- What this task involves -
Each line in the entries below that holds the string "icon" must be copied.

- Supplied data -
★ ★ ★ ★

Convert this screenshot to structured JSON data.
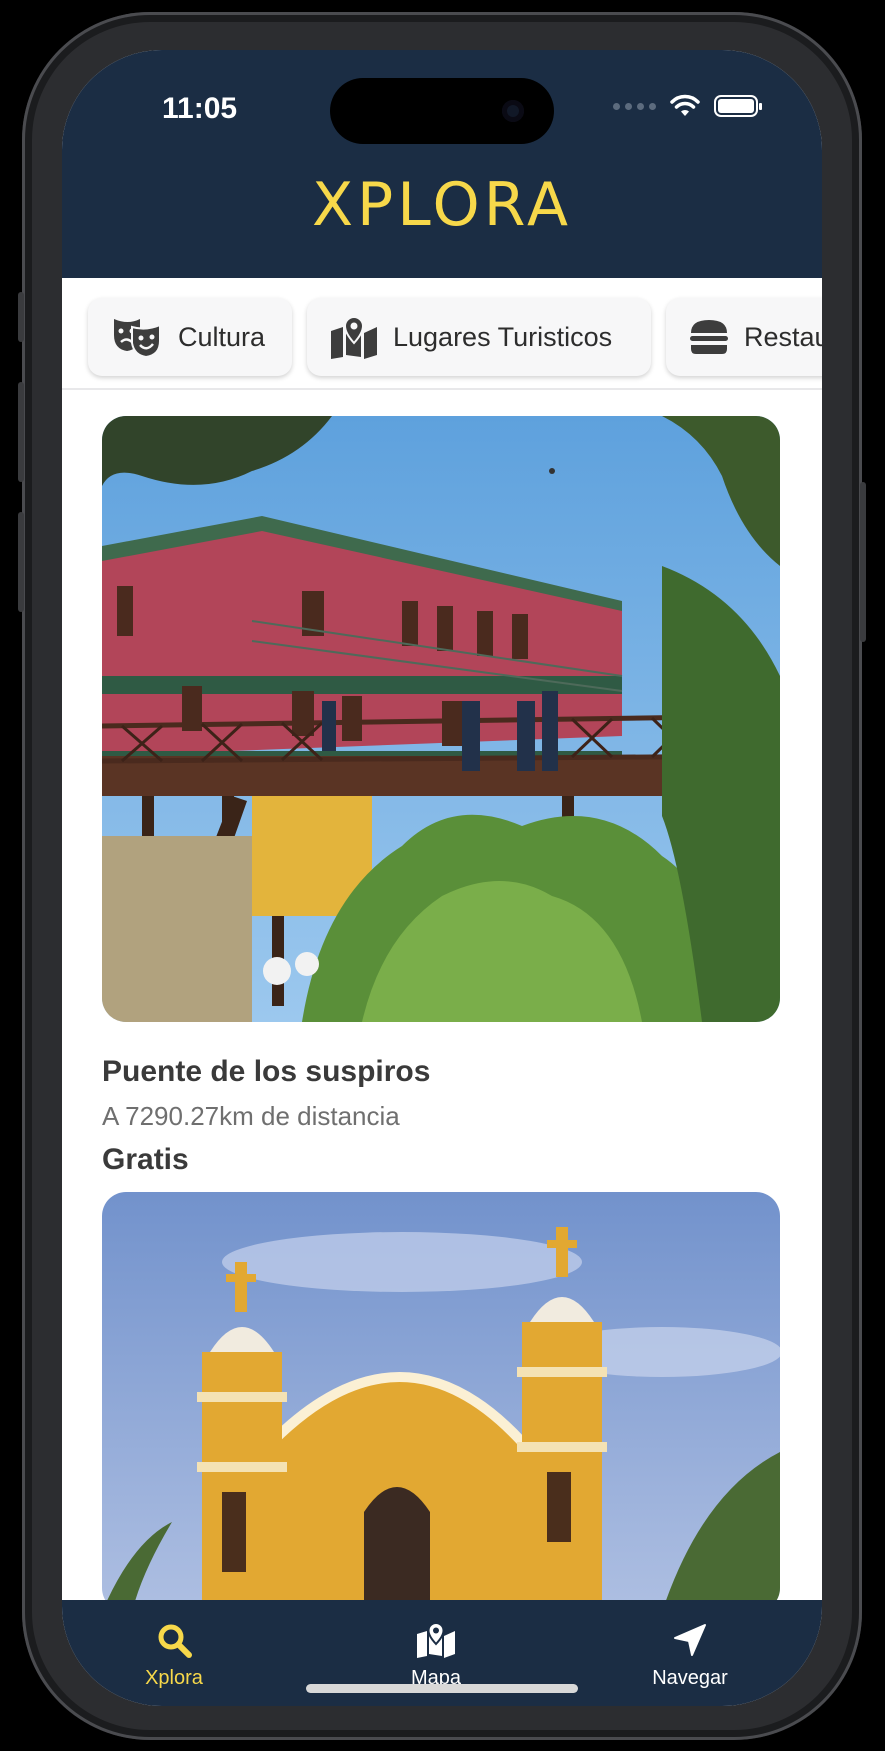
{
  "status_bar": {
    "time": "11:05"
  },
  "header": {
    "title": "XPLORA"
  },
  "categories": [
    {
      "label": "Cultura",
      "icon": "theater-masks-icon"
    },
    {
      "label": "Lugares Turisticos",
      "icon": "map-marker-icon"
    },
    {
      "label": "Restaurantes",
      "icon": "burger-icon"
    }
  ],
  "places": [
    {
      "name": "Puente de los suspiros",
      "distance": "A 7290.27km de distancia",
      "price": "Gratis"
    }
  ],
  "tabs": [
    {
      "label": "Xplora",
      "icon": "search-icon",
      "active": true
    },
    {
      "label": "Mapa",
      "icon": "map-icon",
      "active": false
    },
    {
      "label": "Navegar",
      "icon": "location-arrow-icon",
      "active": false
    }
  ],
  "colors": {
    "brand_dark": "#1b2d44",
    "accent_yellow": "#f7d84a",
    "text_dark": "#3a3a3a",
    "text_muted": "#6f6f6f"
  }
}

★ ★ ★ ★

- Result of this task -
      "icon": "theater-masks-icon"
      "icon": "map-marker-icon"
      "icon": "burger-icon"
      "icon": "search-icon",
      "icon": "map-icon",
      "icon": "location-arrow-icon",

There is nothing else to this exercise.